Shelley Anderson, TRC volunteer, recently visited Iceland. On Sunday, 21st October, she writes:
A visit to the National Museum of Iceland in Reykjavik is a must for anyone who loves textiles. While there is no specific section devoted to textiles, the museum’s third floor houses the permanent exhibition “Making of a Nation: Heritage and History of Iceland”. Some beautiful examples of costumes, altar frontals, ecclesiastical clothing and domestic textiles are scattered throughout this display.
Two costumes struck me in particular, as they illustrate the close connection between dress and identity. The first is a pre-1860 ensemble that was considered the national festive dress for women. Called faldbuningur, it includes a high white headdress with a multicoloured silk kerchief; another silk neckchief (dated to 1780-1800); a jacket worn over a sleeveless bodice, both of black, woollen broadcloth with embroidered borders; a velvet belt, with a large white handkerchief in drawn thread technique hanging from it; and a blue broadcloth skirt and apron.
The skirt and apron were especially interesting to me, because both the owner and the woman who made the decorative needlework are recorded. The skirt was made around 1798 for Valgerdur Jonsdottir, who later married a bishop. The woman who did the split stitch embroidery on the garment was Gudrun the Elder, who was born in 1740. It’s striking how many female embroiderers are known by name in Iceland. In fact, one such famous needle woman, Ragnheidur Jonsdottir (1646-1715), is still honoured today by being depicted on the 5000 kroner Icelandic bank note.
This form of festive dress had a deliberate make-over beginning in 1858. Nationalism was rising in Iceland, which then was still under Danish rule. A new national dress for women was proposed by the influential painter, Sigurdur Gudmundsson, called the skautbuningur. It was quickly adopted and is still worn on formal occasions by Icelandic women. There is a beautiful example in the National Museum. Again, it is made of black woollen broadcloth, this time skillfully embellished with silver thread embroidery along the edges of the jacket and skirt. A pendant belt, made of silver, is worn around the waist.

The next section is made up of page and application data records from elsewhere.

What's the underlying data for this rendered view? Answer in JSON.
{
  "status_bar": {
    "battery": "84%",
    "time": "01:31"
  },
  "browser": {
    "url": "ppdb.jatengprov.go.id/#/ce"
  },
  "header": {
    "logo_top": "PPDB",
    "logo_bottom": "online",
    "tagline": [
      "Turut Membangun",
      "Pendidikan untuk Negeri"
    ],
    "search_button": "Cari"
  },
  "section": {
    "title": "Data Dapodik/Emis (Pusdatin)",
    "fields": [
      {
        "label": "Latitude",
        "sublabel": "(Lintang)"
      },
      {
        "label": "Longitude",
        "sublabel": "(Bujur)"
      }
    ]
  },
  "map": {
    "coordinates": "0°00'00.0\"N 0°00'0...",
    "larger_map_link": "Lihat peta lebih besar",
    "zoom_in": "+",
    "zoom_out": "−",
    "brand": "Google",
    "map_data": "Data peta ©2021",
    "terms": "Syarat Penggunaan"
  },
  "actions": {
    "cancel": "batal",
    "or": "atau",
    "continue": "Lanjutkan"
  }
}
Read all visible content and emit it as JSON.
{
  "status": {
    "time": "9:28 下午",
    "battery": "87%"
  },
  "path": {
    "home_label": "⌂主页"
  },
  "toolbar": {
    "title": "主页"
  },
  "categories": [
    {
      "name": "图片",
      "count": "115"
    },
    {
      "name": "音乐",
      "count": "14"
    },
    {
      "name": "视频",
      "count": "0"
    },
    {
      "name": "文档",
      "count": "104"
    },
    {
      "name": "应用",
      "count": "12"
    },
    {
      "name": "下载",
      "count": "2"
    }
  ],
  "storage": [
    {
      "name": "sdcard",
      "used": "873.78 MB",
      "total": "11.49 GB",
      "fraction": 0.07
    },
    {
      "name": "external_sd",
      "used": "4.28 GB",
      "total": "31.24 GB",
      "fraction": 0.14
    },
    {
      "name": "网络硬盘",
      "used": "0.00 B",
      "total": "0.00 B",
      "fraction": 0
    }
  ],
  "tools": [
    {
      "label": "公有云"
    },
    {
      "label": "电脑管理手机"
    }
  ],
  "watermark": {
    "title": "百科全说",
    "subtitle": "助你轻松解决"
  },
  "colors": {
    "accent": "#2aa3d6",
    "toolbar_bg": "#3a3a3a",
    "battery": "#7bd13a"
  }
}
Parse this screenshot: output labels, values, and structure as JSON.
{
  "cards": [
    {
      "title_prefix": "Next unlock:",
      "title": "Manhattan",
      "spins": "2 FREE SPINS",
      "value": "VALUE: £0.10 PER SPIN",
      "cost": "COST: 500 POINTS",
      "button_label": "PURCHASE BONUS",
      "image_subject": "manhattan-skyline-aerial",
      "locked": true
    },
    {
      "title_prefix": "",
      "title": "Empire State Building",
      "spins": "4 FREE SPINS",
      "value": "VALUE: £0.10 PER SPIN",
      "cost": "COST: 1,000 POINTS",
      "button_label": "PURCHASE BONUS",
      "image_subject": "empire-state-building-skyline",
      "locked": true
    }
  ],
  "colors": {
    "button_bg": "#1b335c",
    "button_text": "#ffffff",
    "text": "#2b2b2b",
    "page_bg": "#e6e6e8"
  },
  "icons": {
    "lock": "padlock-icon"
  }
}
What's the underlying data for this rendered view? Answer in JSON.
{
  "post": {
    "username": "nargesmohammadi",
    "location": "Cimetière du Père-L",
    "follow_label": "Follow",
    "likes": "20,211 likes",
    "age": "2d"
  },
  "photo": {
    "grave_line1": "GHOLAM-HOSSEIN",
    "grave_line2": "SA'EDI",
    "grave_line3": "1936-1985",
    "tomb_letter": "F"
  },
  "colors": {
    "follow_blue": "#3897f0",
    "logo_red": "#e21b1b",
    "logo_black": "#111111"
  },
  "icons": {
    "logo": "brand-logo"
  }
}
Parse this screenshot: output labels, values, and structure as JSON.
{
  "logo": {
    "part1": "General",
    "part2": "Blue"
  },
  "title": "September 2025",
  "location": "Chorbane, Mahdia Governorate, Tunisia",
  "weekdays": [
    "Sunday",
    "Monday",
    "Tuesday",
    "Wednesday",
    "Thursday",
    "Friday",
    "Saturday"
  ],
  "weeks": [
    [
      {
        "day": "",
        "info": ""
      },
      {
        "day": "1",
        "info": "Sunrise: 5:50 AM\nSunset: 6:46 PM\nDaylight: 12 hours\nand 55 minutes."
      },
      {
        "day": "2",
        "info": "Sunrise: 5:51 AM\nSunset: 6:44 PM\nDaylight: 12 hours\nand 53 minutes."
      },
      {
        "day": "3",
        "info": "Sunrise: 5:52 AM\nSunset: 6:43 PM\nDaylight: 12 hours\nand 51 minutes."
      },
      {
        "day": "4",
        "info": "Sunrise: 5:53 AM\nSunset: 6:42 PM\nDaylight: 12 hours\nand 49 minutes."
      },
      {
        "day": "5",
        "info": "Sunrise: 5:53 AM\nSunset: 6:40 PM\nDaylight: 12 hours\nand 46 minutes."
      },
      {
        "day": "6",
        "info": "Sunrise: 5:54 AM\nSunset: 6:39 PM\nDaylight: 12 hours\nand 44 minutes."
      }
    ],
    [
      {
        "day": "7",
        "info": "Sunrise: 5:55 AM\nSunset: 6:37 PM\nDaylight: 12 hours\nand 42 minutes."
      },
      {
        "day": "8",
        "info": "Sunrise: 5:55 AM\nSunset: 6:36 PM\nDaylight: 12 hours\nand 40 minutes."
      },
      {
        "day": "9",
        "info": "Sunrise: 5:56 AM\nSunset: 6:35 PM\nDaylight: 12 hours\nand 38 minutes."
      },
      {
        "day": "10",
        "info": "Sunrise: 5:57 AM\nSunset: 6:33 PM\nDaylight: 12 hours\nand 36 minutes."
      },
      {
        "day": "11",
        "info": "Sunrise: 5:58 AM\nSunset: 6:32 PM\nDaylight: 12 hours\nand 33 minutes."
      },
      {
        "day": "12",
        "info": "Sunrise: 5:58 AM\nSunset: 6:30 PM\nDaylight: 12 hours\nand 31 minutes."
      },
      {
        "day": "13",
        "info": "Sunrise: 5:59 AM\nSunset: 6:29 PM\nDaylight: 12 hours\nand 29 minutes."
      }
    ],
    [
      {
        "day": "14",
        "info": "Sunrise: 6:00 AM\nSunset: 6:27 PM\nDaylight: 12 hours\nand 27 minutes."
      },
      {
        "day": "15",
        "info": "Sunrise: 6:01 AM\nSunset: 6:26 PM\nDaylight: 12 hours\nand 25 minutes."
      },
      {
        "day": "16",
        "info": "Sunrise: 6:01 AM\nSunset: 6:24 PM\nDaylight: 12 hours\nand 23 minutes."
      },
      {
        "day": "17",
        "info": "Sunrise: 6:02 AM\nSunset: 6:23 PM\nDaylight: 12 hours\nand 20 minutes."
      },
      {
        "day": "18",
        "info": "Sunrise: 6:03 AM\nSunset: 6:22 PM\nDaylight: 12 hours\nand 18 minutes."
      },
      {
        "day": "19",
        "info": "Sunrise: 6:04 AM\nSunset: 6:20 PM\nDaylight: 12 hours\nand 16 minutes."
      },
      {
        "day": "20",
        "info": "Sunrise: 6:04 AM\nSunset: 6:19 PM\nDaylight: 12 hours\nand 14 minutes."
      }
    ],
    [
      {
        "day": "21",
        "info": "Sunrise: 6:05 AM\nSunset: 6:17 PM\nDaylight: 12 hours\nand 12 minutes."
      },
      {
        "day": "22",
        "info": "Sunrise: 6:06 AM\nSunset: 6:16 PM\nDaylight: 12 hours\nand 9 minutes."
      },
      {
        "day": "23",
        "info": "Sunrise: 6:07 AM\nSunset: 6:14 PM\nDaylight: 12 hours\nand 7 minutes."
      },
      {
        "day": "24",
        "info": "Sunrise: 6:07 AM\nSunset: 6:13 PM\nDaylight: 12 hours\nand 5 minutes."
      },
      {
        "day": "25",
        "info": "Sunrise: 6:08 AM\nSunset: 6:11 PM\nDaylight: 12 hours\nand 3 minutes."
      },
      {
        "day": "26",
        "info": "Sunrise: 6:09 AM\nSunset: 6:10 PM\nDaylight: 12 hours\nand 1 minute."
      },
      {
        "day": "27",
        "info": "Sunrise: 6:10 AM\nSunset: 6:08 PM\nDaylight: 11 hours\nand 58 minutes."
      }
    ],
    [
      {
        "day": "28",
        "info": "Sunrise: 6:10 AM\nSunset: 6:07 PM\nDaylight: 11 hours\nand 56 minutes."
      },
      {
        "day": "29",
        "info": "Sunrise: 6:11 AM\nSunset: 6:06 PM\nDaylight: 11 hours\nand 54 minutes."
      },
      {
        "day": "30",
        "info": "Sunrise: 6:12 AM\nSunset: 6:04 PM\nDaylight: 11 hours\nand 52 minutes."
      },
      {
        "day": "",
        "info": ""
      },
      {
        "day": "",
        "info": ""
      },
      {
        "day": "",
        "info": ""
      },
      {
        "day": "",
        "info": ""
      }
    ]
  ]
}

The most striking difference between this and the older costume is the headdress. A white headdress with a slight peak is worn, accompanied by a long white veil and a gilded fillet. The Museum’s garment is the oldest known of this type and was made by Sigurlaug Gunnarsdottir, following Gudmundsson’s instructions, in 1860.